Directions: In which lines of the data does the string "Patienten" appear? Copy every one.

Data:
....

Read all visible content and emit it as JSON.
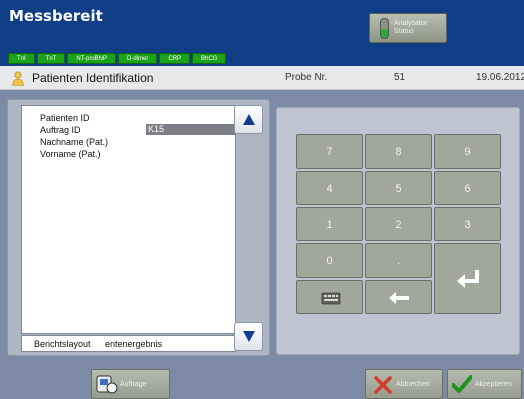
{
  "header": {
    "title": "Messbereit",
    "analyzer_status": "Analysator\nStatus",
    "tests": [
      "TnI",
      "TnT",
      "NT-proBNP",
      "D-dimer",
      "CRP",
      "BhCG"
    ]
  },
  "titlebar": {
    "title": "Patienten Identifikation",
    "probe_label": "Probe Nr.",
    "probe_number": "51",
    "date": "19.06.2012"
  },
  "fields": {
    "patient_id": "Patienten ID",
    "order_id": "Auftrag ID",
    "order_id_value": "K15",
    "last_name": "Nachname (Pat.)",
    "first_name": "Vorname (Pat.)"
  },
  "report": {
    "label": "Berichtslayout",
    "value": "entenergebnis"
  },
  "keypad": {
    "keys": [
      "7",
      "8",
      "9",
      "4",
      "5",
      "6",
      "1",
      "2",
      "3",
      "0",
      "."
    ]
  },
  "footer": {
    "order_button": "Auftrage",
    "cancel_button": "Abbrechen",
    "accept_button": "Akzeptieren"
  },
  "colors": {
    "header_bg": "#0f3d86",
    "test_pill": "#1ca11a",
    "key_bg": "#a2a79c",
    "accept_check": "#1f8f1f",
    "cancel_x": "#d33a2a"
  }
}
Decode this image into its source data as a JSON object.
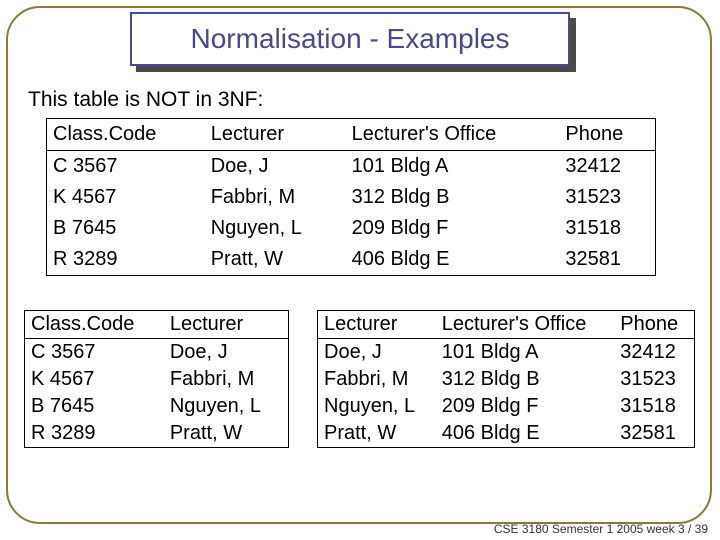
{
  "title": "Normalisation - Examples",
  "intro": "This table is NOT in 3NF:",
  "main_table": {
    "headers": [
      "Class.Code",
      "Lecturer",
      "Lecturer's Office",
      "Phone"
    ],
    "rows": [
      [
        "C 3567",
        "Doe, J",
        "101 Bldg A",
        "32412"
      ],
      [
        "K 4567",
        "Fabbri, M",
        "312 Bldg B",
        "31523"
      ],
      [
        "B 7645",
        "Nguyen, L",
        "209 Bldg F",
        "31518"
      ],
      [
        "R 3289",
        "Pratt, W",
        "406 Bldg E",
        "32581"
      ]
    ]
  },
  "left_table": {
    "headers": [
      "Class.Code",
      "Lecturer"
    ],
    "rows": [
      [
        "C 3567",
        "Doe, J"
      ],
      [
        "K 4567",
        "Fabbri, M"
      ],
      [
        "B 7645",
        "Nguyen, L"
      ],
      [
        "R 3289",
        "Pratt, W"
      ]
    ]
  },
  "right_table": {
    "headers": [
      "Lecturer",
      "Lecturer's Office",
      "Phone"
    ],
    "rows": [
      [
        "Doe, J",
        "101 Bldg A",
        "32412"
      ],
      [
        "Fabbri, M",
        "312 Bldg B",
        "31523"
      ],
      [
        "Nguyen, L",
        "209 Bldg F",
        "31518"
      ],
      [
        "Pratt, W",
        "406 Bldg E",
        "32581"
      ]
    ]
  },
  "footer": "CSE 3180 Semester 1 2005  week 3 / 39"
}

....

Exercise solution:
    "title": "Patienten Identifikation",
    "patient_id": "Patienten ID",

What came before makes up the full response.